Immediately inside the door is the old Norman tub font which for many years lay neglected in a hedge-bottom of the churchyard, but now restored to its proper place. Until this was done the only provision for Baptism was a most inadequate marble bason, which is attached to the wooden partition forming the wall of the choir vestry. On this partition is painted the Royal Arms, perhaps placed there when the church was rebuilt in 1795. It cannot be later than the early years of George III, since the Coat of Arms carries the Fleur-de-Lys of France, removed from the Royal Arms early in the XIX century.

Suspended over the door, near the gallery end, is the Hatchment of Miss Catharine Judith Fountayne, daughter of Anne Colladon (who married John Fountayne) and who succeeded to the Papplewick estates after the death of the Hon. Frederick Montagu in 1800. She died in 1822. The heraldic description of the Hatchment is as follows: Qly, 1st and 4th, or a fess gules between 3 elephants heads erased sable (Fountaine), 2nd, Or 3 lions passant in pale sable (Carew), 3rd, Qly i. and iv. Argent 3 fusils conjoined in fess gules within a bordure sable (Montagu), ii and iii. Or   an eagle displayed sable beaked and membered  (Monthermer). On a lozenge with gold floriated border above which is a winged cherubs head, also gold.

Motto: Resurgam. Background: all black.

Interior of St. James' Church, Papplewick.
Interior of St. James' Church, Papplewick.

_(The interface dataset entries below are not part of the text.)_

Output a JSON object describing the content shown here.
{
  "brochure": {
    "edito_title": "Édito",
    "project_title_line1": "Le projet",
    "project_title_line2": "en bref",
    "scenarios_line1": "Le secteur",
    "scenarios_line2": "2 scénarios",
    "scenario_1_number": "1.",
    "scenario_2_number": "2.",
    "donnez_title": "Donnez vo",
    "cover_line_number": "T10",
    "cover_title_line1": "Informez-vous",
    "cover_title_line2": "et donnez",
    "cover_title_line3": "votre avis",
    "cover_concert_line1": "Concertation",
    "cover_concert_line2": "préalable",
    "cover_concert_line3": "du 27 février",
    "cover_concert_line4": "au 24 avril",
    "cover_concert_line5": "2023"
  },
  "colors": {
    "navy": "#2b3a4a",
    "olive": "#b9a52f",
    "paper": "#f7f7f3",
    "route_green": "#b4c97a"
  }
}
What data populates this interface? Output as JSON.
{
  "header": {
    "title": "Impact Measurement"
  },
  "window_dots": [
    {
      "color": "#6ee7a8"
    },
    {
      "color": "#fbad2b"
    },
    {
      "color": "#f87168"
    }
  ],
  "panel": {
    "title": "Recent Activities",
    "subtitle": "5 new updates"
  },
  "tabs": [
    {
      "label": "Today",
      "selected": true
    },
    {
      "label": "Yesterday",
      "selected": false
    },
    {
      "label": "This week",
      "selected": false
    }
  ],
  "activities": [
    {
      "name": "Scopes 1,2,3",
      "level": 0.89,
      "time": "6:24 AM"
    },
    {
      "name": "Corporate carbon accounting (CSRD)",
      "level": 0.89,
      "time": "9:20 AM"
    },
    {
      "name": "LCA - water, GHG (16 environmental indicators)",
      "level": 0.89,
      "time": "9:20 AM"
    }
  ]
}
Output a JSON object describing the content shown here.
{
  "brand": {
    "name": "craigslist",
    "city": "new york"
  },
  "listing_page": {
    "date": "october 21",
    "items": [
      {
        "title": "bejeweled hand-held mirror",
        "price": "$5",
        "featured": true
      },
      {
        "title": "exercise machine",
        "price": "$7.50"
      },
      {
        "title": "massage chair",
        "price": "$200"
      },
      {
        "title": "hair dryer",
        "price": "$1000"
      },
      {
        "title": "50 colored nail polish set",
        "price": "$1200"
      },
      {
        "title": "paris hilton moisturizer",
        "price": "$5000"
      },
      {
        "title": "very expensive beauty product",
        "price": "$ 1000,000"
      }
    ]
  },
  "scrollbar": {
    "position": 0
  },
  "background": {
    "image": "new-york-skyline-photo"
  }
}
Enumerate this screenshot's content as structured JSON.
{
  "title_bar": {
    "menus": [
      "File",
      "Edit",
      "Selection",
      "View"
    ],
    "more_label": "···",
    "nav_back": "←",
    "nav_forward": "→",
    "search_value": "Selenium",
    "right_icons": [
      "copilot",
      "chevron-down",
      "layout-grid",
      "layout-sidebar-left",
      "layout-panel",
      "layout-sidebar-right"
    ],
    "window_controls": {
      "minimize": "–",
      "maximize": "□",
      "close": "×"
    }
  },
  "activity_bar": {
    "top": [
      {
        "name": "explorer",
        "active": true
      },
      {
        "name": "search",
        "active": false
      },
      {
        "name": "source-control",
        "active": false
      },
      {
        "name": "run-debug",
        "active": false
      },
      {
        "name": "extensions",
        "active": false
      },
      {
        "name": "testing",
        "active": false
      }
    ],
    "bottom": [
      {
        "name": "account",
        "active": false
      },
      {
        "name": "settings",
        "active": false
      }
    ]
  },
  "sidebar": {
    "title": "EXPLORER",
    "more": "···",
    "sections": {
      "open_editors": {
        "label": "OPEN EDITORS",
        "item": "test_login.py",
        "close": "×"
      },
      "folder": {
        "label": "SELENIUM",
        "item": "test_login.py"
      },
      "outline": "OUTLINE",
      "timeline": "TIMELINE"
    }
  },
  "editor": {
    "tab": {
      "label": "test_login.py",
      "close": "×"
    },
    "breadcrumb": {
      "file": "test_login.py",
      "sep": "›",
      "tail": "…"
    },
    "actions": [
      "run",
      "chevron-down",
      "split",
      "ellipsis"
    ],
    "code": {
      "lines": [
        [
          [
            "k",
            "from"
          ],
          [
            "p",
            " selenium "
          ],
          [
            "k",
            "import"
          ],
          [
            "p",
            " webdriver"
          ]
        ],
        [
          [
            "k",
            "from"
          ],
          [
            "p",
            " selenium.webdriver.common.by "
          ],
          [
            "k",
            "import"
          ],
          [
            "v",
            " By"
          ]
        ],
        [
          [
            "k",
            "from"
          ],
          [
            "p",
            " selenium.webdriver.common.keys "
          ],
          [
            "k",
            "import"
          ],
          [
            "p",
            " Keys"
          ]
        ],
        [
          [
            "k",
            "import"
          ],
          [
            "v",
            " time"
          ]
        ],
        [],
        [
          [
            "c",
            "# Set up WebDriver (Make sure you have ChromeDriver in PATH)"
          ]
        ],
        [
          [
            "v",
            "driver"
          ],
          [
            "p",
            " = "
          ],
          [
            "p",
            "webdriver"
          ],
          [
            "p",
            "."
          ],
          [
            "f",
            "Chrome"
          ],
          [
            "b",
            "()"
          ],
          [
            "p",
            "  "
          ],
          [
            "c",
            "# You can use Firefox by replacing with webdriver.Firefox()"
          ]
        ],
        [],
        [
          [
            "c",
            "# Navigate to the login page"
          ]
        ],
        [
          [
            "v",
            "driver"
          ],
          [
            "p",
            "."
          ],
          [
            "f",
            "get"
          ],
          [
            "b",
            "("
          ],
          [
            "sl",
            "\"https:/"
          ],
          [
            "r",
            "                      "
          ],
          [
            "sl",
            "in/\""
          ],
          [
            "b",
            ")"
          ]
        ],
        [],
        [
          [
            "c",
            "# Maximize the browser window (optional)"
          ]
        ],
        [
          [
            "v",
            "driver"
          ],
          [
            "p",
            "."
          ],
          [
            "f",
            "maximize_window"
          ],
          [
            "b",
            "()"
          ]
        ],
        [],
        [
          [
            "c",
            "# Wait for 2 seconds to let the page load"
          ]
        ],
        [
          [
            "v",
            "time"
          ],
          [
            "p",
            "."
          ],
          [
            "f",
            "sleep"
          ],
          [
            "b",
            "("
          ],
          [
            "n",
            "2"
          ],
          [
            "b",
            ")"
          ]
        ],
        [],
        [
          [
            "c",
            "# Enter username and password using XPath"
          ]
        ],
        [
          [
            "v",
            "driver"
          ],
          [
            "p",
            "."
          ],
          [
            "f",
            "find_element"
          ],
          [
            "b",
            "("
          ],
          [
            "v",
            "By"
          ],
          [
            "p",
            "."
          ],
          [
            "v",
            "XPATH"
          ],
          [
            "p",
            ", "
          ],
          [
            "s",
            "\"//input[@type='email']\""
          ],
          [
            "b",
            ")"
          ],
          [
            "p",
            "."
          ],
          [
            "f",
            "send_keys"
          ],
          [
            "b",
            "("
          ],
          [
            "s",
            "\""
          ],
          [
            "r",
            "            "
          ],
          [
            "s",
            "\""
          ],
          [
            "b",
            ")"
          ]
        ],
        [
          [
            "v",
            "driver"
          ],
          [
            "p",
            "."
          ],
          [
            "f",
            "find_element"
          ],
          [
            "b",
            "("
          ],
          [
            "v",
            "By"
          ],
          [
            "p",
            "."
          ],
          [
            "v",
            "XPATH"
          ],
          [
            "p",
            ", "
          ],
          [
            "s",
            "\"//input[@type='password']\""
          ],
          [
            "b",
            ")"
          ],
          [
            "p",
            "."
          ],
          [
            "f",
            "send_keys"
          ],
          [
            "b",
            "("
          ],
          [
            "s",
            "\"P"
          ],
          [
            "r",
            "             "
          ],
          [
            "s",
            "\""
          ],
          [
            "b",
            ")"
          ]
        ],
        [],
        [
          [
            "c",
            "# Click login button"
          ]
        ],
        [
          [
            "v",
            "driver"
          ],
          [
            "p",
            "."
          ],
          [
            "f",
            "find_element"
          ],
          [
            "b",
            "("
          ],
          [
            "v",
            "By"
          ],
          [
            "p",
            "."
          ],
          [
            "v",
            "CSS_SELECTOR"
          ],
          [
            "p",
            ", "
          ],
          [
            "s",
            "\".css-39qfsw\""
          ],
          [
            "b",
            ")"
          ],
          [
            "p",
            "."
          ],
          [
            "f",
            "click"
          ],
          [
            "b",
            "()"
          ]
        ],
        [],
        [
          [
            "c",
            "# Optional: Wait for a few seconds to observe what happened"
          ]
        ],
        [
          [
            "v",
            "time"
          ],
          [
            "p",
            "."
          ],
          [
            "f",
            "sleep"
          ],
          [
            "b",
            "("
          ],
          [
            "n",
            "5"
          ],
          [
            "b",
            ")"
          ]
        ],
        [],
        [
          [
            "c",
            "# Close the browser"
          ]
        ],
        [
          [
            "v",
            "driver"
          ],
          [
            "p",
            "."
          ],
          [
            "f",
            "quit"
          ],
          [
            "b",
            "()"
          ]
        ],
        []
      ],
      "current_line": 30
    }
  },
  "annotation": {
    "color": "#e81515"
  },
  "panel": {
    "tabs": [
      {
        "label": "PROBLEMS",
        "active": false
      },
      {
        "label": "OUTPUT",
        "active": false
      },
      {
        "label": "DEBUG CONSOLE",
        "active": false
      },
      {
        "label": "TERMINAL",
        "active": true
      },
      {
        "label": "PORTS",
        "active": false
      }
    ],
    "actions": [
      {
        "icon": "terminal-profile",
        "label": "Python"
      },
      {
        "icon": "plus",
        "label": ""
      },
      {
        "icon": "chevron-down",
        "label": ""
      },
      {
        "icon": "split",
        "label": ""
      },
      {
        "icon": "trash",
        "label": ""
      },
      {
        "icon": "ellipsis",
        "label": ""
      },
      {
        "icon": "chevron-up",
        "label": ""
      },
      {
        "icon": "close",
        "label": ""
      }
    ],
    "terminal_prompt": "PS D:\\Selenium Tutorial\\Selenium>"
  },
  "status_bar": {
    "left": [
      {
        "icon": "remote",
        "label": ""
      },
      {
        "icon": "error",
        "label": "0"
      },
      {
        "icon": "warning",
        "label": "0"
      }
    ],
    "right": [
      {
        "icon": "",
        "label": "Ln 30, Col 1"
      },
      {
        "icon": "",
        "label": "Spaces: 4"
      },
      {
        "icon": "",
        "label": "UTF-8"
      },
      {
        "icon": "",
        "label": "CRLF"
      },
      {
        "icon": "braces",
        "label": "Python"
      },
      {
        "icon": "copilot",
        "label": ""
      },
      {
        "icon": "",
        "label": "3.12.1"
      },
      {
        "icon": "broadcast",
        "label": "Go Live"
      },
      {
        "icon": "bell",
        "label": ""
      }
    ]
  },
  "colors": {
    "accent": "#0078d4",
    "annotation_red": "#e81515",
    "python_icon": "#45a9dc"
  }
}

The bells are three in number, and each carries an inscription. One bearing the trade mark of the celebrated Nottingham bell-founder, Henry Oldfield, and also the date 1620. The inscription reads, "I sweetly tolling men do call, to feaste on meates that feed the soule." The second bell is simply marked with a cross, and the name ELENA inscribed in Old English. It is thought that this bell may possibly date back to the latter half of the XV century, and be the work of Redeswell, Langton or Selyoke. The third bell bears the name William Tagg, Churchwarden, dated 1792, and the founder's name, Arnold of Leicester.

In the church are memorials to the Montagu and Colladon families, and one to William Howett, a benefactor of the parish. More recent are the War Memorials, and a tablet to the memory of John younger son of C. W. Chadburn, Esq., Patron of the living. It was to the Glory of God and in memory of John Chadburn that the church was restored and repaired in 1938. A second tablet has been set in the alcove commemorating Alan Chadburn who was killed at "Knightsbridge" during the Libyan campaign.

In further support of the possibility that the church was originally dedicated to St. Helen; that is, in addition to the evidence in the Wills at York and the inscription ELENA on the oldest bell in the tower, there may be a clue in the orientation of the Church.

In one of the Camden Society's pamphlets on Architecture written in 1843 is the suggestion that when the orientation of a church deviates considerably from True East (as opposed to Compass East), the church may have been orientated to "the horizon point of sunrise on the day of the Saint to whom the church is dedicated."

Papplewick Church is set 12 degrees north of True East (as against the error of 4 degrees in the case of Linby), so the error is considerable. The horizon point of sunrise on St. Helen's Day (Old Kalendar) is 16 degrees north of True East, but only a 4 degree difference therefore in orientation for this day. On St. James's Day sunrise is 30 degrees north of East, or an error of 18 degrees, and therefore can be discarded as a possibility.

It is possible therefore that while the orientation of Linby was based on True East, Papplewick (which was undoubtedly built by a different set of masons), was orientated on the horizon point of sunrise with St. Helen's Day as the guide.

All readings have been based on Polar North, since the use of the magnetic compass was not introduced into this country until about 1390, a date subsequent to the building of either church.

I have to thank the officials at the Royal Observatory for the data relating to the various horizon points of sunrise.